> _EXTRACTED ENTRIES_:

☆ ☆ ☆ ☆ ☆

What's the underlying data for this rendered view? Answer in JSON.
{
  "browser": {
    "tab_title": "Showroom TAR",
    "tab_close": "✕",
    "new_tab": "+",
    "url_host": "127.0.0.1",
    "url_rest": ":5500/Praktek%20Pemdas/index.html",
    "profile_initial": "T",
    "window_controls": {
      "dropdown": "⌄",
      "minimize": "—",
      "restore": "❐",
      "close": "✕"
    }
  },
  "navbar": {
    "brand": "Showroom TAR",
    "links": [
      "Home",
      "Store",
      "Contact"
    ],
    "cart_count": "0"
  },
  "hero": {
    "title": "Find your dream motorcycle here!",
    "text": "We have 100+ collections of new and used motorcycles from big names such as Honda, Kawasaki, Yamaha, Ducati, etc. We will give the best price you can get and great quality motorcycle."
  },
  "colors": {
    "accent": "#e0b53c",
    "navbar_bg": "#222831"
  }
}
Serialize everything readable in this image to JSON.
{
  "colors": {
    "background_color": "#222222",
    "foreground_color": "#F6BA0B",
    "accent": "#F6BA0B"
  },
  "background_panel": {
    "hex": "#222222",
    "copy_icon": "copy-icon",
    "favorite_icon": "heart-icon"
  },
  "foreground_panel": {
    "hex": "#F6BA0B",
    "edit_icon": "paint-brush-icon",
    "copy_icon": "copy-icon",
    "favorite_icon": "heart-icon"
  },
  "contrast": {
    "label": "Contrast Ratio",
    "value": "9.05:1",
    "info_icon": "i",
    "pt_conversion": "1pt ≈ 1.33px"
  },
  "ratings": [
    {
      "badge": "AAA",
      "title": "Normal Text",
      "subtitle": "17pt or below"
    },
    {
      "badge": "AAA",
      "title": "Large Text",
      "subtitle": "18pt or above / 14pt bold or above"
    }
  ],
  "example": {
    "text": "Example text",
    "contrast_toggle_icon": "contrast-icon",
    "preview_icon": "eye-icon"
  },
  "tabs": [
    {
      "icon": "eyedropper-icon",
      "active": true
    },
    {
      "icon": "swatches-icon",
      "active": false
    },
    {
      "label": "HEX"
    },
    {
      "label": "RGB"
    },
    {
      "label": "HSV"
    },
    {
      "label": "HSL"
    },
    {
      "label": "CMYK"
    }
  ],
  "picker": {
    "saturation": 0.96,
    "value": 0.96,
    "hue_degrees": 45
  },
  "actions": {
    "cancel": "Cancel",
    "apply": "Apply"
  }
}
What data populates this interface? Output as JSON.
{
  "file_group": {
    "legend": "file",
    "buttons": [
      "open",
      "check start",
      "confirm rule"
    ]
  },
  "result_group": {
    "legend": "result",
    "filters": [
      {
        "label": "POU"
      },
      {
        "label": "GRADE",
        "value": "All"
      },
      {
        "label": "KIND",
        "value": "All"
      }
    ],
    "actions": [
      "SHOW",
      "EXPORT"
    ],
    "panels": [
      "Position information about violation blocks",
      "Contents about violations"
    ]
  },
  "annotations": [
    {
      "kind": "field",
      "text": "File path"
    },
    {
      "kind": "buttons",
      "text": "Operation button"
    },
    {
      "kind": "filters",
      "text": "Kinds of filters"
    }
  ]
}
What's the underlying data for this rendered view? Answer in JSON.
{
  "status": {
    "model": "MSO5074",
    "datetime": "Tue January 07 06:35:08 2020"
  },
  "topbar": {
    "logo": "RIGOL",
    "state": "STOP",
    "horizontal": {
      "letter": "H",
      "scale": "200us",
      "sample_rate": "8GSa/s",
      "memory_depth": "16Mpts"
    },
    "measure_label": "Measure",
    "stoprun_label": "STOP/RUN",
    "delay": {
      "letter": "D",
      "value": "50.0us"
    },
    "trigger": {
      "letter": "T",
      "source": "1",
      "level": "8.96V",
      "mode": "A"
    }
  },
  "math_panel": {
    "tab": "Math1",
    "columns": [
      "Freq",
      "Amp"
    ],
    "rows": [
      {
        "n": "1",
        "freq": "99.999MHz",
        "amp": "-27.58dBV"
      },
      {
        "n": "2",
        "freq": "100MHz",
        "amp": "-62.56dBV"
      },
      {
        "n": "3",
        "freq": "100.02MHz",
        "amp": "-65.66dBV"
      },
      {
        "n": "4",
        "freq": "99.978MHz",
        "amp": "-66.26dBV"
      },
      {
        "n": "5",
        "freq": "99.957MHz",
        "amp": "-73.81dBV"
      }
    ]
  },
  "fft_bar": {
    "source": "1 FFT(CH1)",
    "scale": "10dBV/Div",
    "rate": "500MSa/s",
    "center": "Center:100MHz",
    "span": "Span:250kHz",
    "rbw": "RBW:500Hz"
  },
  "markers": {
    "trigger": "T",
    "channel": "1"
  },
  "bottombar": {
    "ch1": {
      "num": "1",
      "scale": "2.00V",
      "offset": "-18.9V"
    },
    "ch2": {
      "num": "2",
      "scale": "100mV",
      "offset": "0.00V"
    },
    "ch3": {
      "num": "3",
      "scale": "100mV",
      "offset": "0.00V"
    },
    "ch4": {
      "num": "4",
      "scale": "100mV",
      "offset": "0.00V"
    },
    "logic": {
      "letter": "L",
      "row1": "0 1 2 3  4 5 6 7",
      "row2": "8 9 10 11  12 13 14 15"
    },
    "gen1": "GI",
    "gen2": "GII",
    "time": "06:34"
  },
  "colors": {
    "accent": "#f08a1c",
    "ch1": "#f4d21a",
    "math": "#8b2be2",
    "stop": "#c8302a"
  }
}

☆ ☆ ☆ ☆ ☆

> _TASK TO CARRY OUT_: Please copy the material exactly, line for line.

> _OUTPUT OF THE TASK_:
What's the underlying data for this rendered view? Answer in JSON.
{
  "browser": {
    "tab_title": "Showroom TAR",
    "tab_close": "✕",
    "new_tab": "+",
    "url_host": "127.0.0.1",
    "url_rest": ":5500/Praktek%20Pemdas/index.html",
    "profile_initial": "T",
    "window_controls": {
      "dropdown": "⌄",
      "minimize": "—",
      "restore": "❐",
      "close": "✕"
    }
  },
  "navbar": {
    "brand": "Showroom TAR",
    "links": [
      "Home",
      "Store",
      "Contact"
    ],
    "cart_count": "0"
  },
  "hero": {
    "title": "Find your dream motorcycle here!",
    "text": "We have 100+ collections of new and used motorcycles from big names such as Honda, Kawasaki, Yamaha, Ducati, etc. We will give the best price you can get and great quality motorcycle."
  },
  "colors": {
    "accent": "#e0b53c",
    "navbar_bg": "#222831"
  }
}
Serialize everything readable in this image to JSON.
{
  "colors": {
    "background_color": "#222222",
    "foreground_color": "#F6BA0B",
    "accent": "#F6BA0B"
  },
  "background_panel": {
    "hex": "#222222",
    "copy_icon": "copy-icon",
    "favorite_icon": "heart-icon"
  },
  "foreground_panel": {
    "hex": "#F6BA0B",
    "edit_icon": "paint-brush-icon",
    "copy_icon": "copy-icon",
    "favorite_icon": "heart-icon"
  },
  "contrast": {
    "label": "Contrast Ratio",
    "value": "9.05:1",
    "info_icon": "i",
    "pt_conversion": "1pt ≈ 1.33px"
  },
  "ratings": [
    {
      "badge": "AAA",
      "title": "Normal Text",
      "subtitle": "17pt or below"
    },
    {
      "badge": "AAA",
      "title": "Large Text",
      "subtitle": "18pt or above / 14pt bold or above"
    }
  ],
  "example": {
    "text": "Example text",
    "contrast_toggle_icon": "contrast-icon",
    "preview_icon": "eye-icon"
  },
  "tabs": [
    {
      "icon": "eyedropper-icon",
      "active": true
    },
    {
      "icon": "swatches-icon",
      "active": false
    },
    {
      "label": "HEX"
    },
    {
      "label": "RGB"
    },
    {
      "label": "HSV"
    },
    {
      "label": "HSL"
    },
    {
      "label": "CMYK"
    }
  ],
  "picker": {
    "saturation": 0.96,
    "value": 0.96,
    "hue_degrees": 45
  },
  "actions": {
    "cancel": "Cancel",
    "apply": "Apply"
  }
}
What data populates this interface? Output as JSON.
{
  "file_group": {
    "legend": "file",
    "buttons": [
      "open",
      "check start",
      "confirm rule"
    ]
  },
  "result_group": {
    "legend": "result",
    "filters": [
      {
        "label": "POU"
      },
      {
        "label": "GRADE",
        "value": "All"
      },
      {
        "label": "KIND",
        "value": "All"
      }
    ],
    "actions": [
      "SHOW",
      "EXPORT"
    ],
    "panels": [
      "Position information about violation blocks",
      "Contents about violations"
    ]
  },
  "annotations": [
    {
      "kind": "field",
      "text": "File path"
    },
    {
      "kind": "buttons",
      "text": "Operation button"
    },
    {
      "kind": "filters",
      "text": "Kinds of filters"
    }
  ]
}
What's the underlying data for this rendered view? Answer in JSON.
{
  "status": {
    "model": "MSO5074",
    "datetime": "Tue January 07 06:35:08 2020"
  },
  "topbar": {
    "logo": "RIGOL",
    "state": "STOP",
    "horizontal": {
      "letter": "H",
      "scale": "200us",
      "sample_rate": "8GSa/s",
      "memory_depth": "16Mpts"
    },
    "measure_label": "Measure",
    "stoprun_label": "STOP/RUN",
    "delay": {
      "letter": "D",
      "value": "50.0us"
    },
    "trigger": {
      "letter": "T",
      "source": "1",
      "level": "8.96V",
      "mode": "A"
    }
  },
  "math_panel": {
    "tab": "Math1",
    "columns": [
      "Freq",
      "Amp"
    ],
    "rows": [
      {
        "n": "1",
        "freq": "99.999MHz",
        "amp": "-27.58dBV"
      },
      {
        "n": "2",
        "freq": "100MHz",
        "amp": "-62.56dBV"
      },
      {
        "n": "3",
        "freq": "100.02MHz",
        "amp": "-65.66dBV"
      },
      {
        "n": "4",
        "freq": "99.978MHz",
        "amp": "-66.26dBV"
      },
      {
        "n": "5",
        "freq": "99.957MHz",
        "amp": "-73.81dBV"
      }
    ]
  },
  "fft_bar": {
    "source": "1 FFT(CH1)",
    "scale": "10dBV/Div",
    "rate": "500MSa/s",
    "center": "Center:100MHz",
    "span": "Span:250kHz",
    "rbw": "RBW:500Hz"
  },
  "markers": {
    "trigger": "T",
    "channel": "1"
  },
  "bottombar": {
    "ch1": {
      "num": "1",
      "scale": "2.00V",
      "offset": "-18.9V"
    },
    "ch2": {
      "num": "2",
      "scale": "100mV",
      "offset": "0.00V"
    },
    "ch3": {
      "num": "3",
      "scale": "100mV",
      "offset": "0.00V"
    },
    "ch4": {
      "num": "4",
      "scale": "100mV",
      "offset": "0.00V"
    },
    "logic": {
      "letter": "L",
      "row1": "0 1 2 3  4 5 6 7",
      "row2": "8 9 10 11  12 13 14 15"
    },
    "gen1": "GI",
    "gen2": "GII",
    "time": "06:34"
  },
  "colors": {
    "accent": "#f08a1c",
    "ch1": "#f4d21a",
    "math": "#8b2be2",
    "stop": "#c8302a"
  }
}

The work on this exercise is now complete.